# [HOW TO COMPLETE THIS TASK]
Print the entire listing. Each line must match the original exactly.

....

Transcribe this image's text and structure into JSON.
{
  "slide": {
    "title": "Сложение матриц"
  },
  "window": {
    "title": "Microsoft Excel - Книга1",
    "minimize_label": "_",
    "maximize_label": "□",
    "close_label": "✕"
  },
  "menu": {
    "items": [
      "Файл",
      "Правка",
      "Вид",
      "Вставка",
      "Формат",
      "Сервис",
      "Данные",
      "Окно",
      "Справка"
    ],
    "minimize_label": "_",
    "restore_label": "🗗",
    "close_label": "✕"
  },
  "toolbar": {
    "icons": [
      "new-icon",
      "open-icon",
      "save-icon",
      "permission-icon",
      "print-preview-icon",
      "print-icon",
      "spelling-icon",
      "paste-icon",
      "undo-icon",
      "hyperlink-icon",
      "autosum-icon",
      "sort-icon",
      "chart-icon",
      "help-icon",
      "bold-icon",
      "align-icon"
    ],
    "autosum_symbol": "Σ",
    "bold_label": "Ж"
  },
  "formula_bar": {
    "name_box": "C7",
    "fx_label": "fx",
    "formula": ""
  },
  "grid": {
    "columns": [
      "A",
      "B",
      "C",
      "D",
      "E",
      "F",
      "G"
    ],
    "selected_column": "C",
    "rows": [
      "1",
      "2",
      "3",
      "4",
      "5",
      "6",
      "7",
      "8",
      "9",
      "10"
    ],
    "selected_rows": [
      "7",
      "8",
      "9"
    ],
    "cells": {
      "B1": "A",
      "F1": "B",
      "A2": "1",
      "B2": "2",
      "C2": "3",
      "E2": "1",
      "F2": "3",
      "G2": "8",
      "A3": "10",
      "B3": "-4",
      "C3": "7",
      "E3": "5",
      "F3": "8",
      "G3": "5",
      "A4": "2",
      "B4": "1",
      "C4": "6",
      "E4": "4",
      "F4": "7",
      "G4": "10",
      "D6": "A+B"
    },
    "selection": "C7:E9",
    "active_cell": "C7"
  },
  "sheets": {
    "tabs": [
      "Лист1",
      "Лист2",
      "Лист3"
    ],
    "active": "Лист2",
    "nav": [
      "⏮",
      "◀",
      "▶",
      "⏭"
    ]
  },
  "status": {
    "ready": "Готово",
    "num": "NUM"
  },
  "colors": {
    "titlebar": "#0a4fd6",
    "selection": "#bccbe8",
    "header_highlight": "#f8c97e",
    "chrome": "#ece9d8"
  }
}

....

# [WRITTEN REPLY]
Transcribe this image's text and structure into JSON.
{
  "slide": {
    "title": "Сложение матриц"
  },
  "window": {
    "title": "Microsoft Excel - Книга1",
    "minimize_label": "_",
    "maximize_label": "□",
    "close_label": "✕"
  },
  "menu": {
    "items": [
      "Файл",
      "Правка",
      "Вид",
      "Вставка",
      "Формат",
      "Сервис",
      "Данные",
      "Окно",
      "Справка"
    ],
    "minimize_label": "_",
    "restore_label": "🗗",
    "close_label": "✕"
  },
  "toolbar": {
    "icons": [
      "new-icon",
      "open-icon",
      "save-icon",
      "permission-icon",
      "print-preview-icon",
      "print-icon",
      "spelling-icon",
      "paste-icon",
      "undo-icon",
      "hyperlink-icon",
      "autosum-icon",
      "sort-icon",
      "chart-icon",
      "help-icon",
      "bold-icon",
      "align-icon"
    ],
    "autosum_symbol": "Σ",
    "bold_label": "Ж"
  },
  "formula_bar": {
    "name_box": "C7",
    "fx_label": "fx",
    "formula": ""
  },
  "grid": {
    "columns": [
      "A",
      "B",
      "C",
      "D",
      "E",
      "F",
      "G"
    ],
    "selected_column": "C",
    "rows": [
      "1",
      "2",
      "3",
      "4",
      "5",
      "6",
      "7",
      "8",
      "9",
      "10"
    ],
    "selected_rows": [
      "7",
      "8",
      "9"
    ],
    "cells": {
      "B1": "A",
      "F1": "B",
      "A2": "1",
      "B2": "2",
      "C2": "3",
      "E2": "1",
      "F2": "3",
      "G2": "8",
      "A3": "10",
      "B3": "-4",
      "C3": "7",
      "E3": "5",
      "F3": "8",
      "G3": "5",
      "A4": "2",
      "B4": "1",
      "C4": "6",
      "E4": "4",
      "F4": "7",
      "G4": "10",
      "D6": "A+B"
    },
    "selection": "C7:E9",
    "active_cell": "C7"
  },
  "sheets": {
    "tabs": [
      "Лист1",
      "Лист2",
      "Лист3"
    ],
    "active": "Лист2",
    "nav": [
      "⏮",
      "◀",
      "▶",
      "⏭"
    ]
  },
  "status": {
    "ready": "Готово",
    "num": "NUM"
  },
  "colors": {
    "titlebar": "#0a4fd6",
    "selection": "#bccbe8",
    "header_highlight": "#f8c97e",
    "chrome": "#ece9d8"
  }
}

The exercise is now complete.